■ Data for the task ■

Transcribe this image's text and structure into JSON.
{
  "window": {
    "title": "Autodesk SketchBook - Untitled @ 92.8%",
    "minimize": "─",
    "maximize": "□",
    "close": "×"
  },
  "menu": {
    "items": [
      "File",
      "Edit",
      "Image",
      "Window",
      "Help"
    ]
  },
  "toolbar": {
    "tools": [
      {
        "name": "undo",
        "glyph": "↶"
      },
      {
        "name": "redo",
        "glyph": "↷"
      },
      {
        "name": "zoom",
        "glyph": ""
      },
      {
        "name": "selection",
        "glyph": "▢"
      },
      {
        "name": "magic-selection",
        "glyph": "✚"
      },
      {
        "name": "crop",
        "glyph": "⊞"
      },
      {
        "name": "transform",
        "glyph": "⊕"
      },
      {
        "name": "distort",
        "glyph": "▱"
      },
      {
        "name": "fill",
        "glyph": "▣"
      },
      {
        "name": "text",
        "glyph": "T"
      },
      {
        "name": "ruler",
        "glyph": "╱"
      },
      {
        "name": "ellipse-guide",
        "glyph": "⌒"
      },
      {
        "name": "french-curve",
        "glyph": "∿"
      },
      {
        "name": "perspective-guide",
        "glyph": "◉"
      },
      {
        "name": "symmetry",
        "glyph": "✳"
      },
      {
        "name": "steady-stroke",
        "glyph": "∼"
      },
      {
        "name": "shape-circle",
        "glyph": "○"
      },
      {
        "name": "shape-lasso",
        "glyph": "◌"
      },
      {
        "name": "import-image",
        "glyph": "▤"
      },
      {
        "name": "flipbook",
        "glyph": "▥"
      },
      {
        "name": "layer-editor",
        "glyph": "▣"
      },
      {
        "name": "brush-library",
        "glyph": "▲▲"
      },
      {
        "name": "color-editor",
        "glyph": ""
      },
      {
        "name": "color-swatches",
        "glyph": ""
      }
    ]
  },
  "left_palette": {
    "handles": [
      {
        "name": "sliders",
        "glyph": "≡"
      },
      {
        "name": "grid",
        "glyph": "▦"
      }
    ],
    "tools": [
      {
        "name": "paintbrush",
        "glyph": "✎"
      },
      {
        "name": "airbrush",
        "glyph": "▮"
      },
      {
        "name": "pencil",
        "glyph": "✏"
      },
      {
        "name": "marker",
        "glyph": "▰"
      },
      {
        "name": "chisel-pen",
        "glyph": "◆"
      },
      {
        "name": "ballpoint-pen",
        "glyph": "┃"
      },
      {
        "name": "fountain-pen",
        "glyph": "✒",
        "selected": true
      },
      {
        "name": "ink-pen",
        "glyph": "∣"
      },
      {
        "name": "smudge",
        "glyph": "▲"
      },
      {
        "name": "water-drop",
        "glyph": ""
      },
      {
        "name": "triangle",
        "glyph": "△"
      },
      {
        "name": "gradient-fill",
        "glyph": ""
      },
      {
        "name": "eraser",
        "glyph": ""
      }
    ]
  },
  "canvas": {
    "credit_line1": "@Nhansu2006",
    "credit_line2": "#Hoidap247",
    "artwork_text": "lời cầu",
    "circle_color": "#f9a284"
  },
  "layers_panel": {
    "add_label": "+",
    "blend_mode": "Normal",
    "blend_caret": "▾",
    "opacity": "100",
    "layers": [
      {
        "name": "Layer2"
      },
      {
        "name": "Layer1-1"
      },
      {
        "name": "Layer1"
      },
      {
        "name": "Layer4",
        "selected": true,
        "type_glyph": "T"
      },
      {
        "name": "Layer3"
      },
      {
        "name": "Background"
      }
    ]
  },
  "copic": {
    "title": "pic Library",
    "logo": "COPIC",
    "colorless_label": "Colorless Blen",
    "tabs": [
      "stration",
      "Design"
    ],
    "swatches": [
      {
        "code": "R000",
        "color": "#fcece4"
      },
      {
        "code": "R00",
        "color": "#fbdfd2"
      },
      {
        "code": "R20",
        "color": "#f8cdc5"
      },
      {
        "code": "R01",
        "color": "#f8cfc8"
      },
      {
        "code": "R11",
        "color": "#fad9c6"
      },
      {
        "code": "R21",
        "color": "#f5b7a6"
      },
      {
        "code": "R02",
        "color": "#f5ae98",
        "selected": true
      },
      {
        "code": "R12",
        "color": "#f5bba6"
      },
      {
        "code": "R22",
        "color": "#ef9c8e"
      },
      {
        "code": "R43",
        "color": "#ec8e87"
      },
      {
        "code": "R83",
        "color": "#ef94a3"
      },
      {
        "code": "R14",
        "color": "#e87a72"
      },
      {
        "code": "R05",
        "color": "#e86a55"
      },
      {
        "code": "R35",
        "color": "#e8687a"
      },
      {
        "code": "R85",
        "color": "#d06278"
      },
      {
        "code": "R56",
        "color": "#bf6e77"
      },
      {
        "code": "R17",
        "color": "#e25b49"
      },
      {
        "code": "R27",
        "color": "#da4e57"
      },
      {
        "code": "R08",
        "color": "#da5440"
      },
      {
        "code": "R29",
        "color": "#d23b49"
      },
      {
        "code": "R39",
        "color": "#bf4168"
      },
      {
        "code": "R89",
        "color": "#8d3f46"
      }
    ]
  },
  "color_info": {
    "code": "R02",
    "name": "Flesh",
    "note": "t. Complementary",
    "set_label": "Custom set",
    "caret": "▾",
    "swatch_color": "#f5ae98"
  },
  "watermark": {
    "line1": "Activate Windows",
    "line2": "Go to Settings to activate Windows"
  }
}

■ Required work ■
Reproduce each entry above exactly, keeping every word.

■ The answer ■
Transcribe this image's text and structure into JSON.
{
  "window": {
    "title": "Autodesk SketchBook - Untitled @ 92.8%",
    "minimize": "─",
    "maximize": "□",
    "close": "×"
  },
  "menu": {
    "items": [
      "File",
      "Edit",
      "Image",
      "Window",
      "Help"
    ]
  },
  "toolbar": {
    "tools": [
      {
        "name": "undo",
        "glyph": "↶"
      },
      {
        "name": "redo",
        "glyph": "↷"
      },
      {
        "name": "zoom",
        "glyph": ""
      },
      {
        "name": "selection",
        "glyph": "▢"
      },
      {
        "name": "magic-selection",
        "glyph": "✚"
      },
      {
        "name": "crop",
        "glyph": "⊞"
      },
      {
        "name": "transform",
        "glyph": "⊕"
      },
      {
        "name": "distort",
        "glyph": "▱"
      },
      {
        "name": "fill",
        "glyph": "▣"
      },
      {
        "name": "text",
        "glyph": "T"
      },
      {
        "name": "ruler",
        "glyph": "╱"
      },
      {
        "name": "ellipse-guide",
        "glyph": "⌒"
      },
      {
        "name": "french-curve",
        "glyph": "∿"
      },
      {
        "name": "perspective-guide",
        "glyph": "◉"
      },
      {
        "name": "symmetry",
        "glyph": "✳"
      },
      {
        "name": "steady-stroke",
        "glyph": "∼"
      },
      {
        "name": "shape-circle",
        "glyph": "○"
      },
      {
        "name": "shape-lasso",
        "glyph": "◌"
      },
      {
        "name": "import-image",
        "glyph": "▤"
      },
      {
        "name": "flipbook",
        "glyph": "▥"
      },
      {
        "name": "layer-editor",
        "glyph": "▣"
      },
      {
        "name": "brush-library",
        "glyph": "▲▲"
      },
      {
        "name": "color-editor",
        "glyph": ""
      },
      {
        "name": "color-swatches",
        "glyph": ""
      }
    ]
  },
  "left_palette": {
    "handles": [
      {
        "name": "sliders",
        "glyph": "≡"
      },
      {
        "name": "grid",
        "glyph": "▦"
      }
    ],
    "tools": [
      {
        "name": "paintbrush",
        "glyph": "✎"
      },
      {
        "name": "airbrush",
        "glyph": "▮"
      },
      {
        "name": "pencil",
        "glyph": "✏"
      },
      {
        "name": "marker",
        "glyph": "▰"
      },
      {
        "name": "chisel-pen",
        "glyph": "◆"
      },
      {
        "name": "ballpoint-pen",
        "glyph": "┃"
      },
      {
        "name": "fountain-pen",
        "glyph": "✒",
        "selected": true
      },
      {
        "name": "ink-pen",
        "glyph": "∣"
      },
      {
        "name": "smudge",
        "glyph": "▲"
      },
      {
        "name": "water-drop",
        "glyph": ""
      },
      {
        "name": "triangle",
        "glyph": "△"
      },
      {
        "name": "gradient-fill",
        "glyph": ""
      },
      {
        "name": "eraser",
        "glyph": ""
      }
    ]
  },
  "canvas": {
    "credit_line1": "@Nhansu2006",
    "credit_line2": "#Hoidap247",
    "artwork_text": "lời cầu",
    "circle_color": "#f9a284"
  },
  "layers_panel": {
    "add_label": "+",
    "blend_mode": "Normal",
    "blend_caret": "▾",
    "opacity": "100",
    "layers": [
      {
        "name": "Layer2"
      },
      {
        "name": "Layer1-1"
      },
      {
        "name": "Layer1"
      },
      {
        "name": "Layer4",
        "selected": true,
        "type_glyph": "T"
      },
      {
        "name": "Layer3"
      },
      {
        "name": "Background"
      }
    ]
  },
  "copic": {
    "title": "pic Library",
    "logo": "COPIC",
    "colorless_label": "Colorless Blen",
    "tabs": [
      "stration",
      "Design"
    ],
    "swatches": [
      {
        "code": "R000",
        "color": "#fcece4"
      },
      {
        "code": "R00",
        "color": "#fbdfd2"
      },
      {
        "code": "R20",
        "color": "#f8cdc5"
      },
      {
        "code": "R01",
        "color": "#f8cfc8"
      },
      {
        "code": "R11",
        "color": "#fad9c6"
      },
      {
        "code": "R21",
        "color": "#f5b7a6"
      },
      {
        "code": "R02",
        "color": "#f5ae98",
        "selected": true
      },
      {
        "code": "R12",
        "color": "#f5bba6"
      },
      {
        "code": "R22",
        "color": "#ef9c8e"
      },
      {
        "code": "R43",
        "color": "#ec8e87"
      },
      {
        "code": "R83",
        "color": "#ef94a3"
      },
      {
        "code": "R14",
        "color": "#e87a72"
      },
      {
        "code": "R05",
        "color": "#e86a55"
      },
      {
        "code": "R35",
        "color": "#e8687a"
      },
      {
        "code": "R85",
        "color": "#d06278"
      },
      {
        "code": "R56",
        "color": "#bf6e77"
      },
      {
        "code": "R17",
        "color": "#e25b49"
      },
      {
        "code": "R27",
        "color": "#da4e57"
      },
      {
        "code": "R08",
        "color": "#da5440"
      },
      {
        "code": "R29",
        "color": "#d23b49"
      },
      {
        "code": "R39",
        "color": "#bf4168"
      },
      {
        "code": "R89",
        "color": "#8d3f46"
      }
    ]
  },
  "color_info": {
    "code": "R02",
    "name": "Flesh",
    "note": "t. Complementary",
    "set_label": "Custom set",
    "caret": "▾",
    "swatch_color": "#f5ae98"
  },
  "watermark": {
    "line1": "Activate Windows",
    "line2": "Go to Settings to activate Windows"
  }
}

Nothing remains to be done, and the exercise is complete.